Most of the people I know, are just happy to try and keep their weight down and do a little exercise/sports here and there for their health or recreation. I have a few friends that are serious weekend athletes, but not many. I think the attitude about fitness is more: I don’t really need much, I don’t have time for much, or frankly don’t think about it much. As a career Marine and now someone who trains others in fitness, my life has been much more focused than the average person on this subject, as it’s always been part of my job. So most people would say, that’s good for you, but I don’t need it.
However I will contend that maintaining a high level of fitness will add many collateral benefits to your life, even if you have no employment or sports related need. The most obvious are the overall health benefits that rigorous exercise provides. BTW, I’m not talking about weekend softball or walking around the block here, but a several hours a week no joke program. It makes it much easier to maintain a healthy bodyweight. It simulates your immune system, making you less susceptible to sickness and disease. Your internal organs operate more efficiently, giving you more energy and mental acuity. People who exercise at a high level also experience less stress and have an overall better attitude about their lives. All of these are well known benefits of maintaining real fitness and in fact, there are many more, too many to list here.
There is another big benefit that I experience all the time that isn’t as well known, but may be one of the greatest benefits, if not the greatest. That being the opportunity for shared experience with friends and family. I’ll give you a recent example. Last month I got some leave and went north to spend some time with my parents in Upstate NY. It’s been a long tradition in my family to spend as much of our summer in the woods as possible, camping, hiking, fishing, etc. With my two boys and their cousins growing up, the past ten years or so this has stepped up a few notches to some serious hikes and rock climbing treks. Due everyone’s busy schedule this years event was to be made up of myself, my nephew and youngest son. My nephew is presently enrolled the ROTC program at UVA and my youngest son is a competitive sport climber. Both are in outstanding overall physical condition in their early 20’s.

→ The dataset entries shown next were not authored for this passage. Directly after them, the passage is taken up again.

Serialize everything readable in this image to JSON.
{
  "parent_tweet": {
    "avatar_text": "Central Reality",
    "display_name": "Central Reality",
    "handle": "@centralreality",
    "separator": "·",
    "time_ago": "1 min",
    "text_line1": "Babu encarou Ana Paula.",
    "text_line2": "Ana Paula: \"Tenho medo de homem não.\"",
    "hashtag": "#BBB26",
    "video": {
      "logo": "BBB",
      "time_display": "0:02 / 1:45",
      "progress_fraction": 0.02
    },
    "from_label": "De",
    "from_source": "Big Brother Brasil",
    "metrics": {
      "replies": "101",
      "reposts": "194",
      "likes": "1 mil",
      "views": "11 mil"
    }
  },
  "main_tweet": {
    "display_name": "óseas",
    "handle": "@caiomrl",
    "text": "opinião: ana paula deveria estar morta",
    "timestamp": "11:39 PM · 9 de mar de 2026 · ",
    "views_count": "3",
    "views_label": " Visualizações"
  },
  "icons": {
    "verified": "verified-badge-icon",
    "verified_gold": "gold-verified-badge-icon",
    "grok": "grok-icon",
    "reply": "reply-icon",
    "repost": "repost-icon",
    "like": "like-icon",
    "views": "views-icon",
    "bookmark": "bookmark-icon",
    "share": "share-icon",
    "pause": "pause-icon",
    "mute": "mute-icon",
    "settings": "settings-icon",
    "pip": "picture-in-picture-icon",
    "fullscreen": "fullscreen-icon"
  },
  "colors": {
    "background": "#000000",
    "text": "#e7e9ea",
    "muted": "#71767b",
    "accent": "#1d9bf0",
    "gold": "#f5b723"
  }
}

This past month they came up with a proposed plan that we backpack into the Adirondacks and make a one day “test of manhood” hike. The plan was to hike four of the highest mtns in NY State (to include the highest: Mt Marcy), in one big loop. Up and down four steep and rocky mtns in one day. Of course I agreed and we planned it all out and did it a week later. It was a ball buster that took about 13 hours, covering almost 20 miles and over 10,000 ft of vertical climbing; a good part of it was hand over hand scrambling. We pulled out at 0330, to be on Mt. Marcy at sunrise and got back to camp about 1700. It was tough and if I said I wasn’t tired at the finish, I’d be lying. The boys were tired for sure also, however it was fun as hell. Afterward we sat around drinking Maple Flavored rum and warm soda in the dark; tired, scraped up, sunburnt, bug bit and laughing about the times we busted our asses on the slippery rocks and the nut shrinking ice cold stream we swam in during the way. These shared experiences are something you cannot buy, and you could never do if you aren’t in good shape.
My brother in law (3 years younger than me) is very overweight and out of shape. A good man, but he never saw the benefit of trying to keep himself in shape. When we returned from the trip I watched him listen to his son’s story of our trip. I could tell from the look on his face he wished he could have been with us, but he also knew he couldn’t have made a mile of that hike. The bottom line is that he missed out on a wonderful opportunity to spend some “Man Time” with his son. Made me sad to see this, especially when I know with some effort over time, he could have gone with us. Of all the PT I’ve ever done in my life and trust me when I tell you it’s been a lot. Maintaining my fitness for nothing else than to not miss out on times like those, is far beyond the time and effort I’ve put in for it. In the end compared to your health, it may not be the best benefit, but it is certainly is the best reward. Back to Africa for most of Sept to train some people. I’m sure to have something to share with you from my trip. Till then:
“Be Safe Always, be Good when you can.”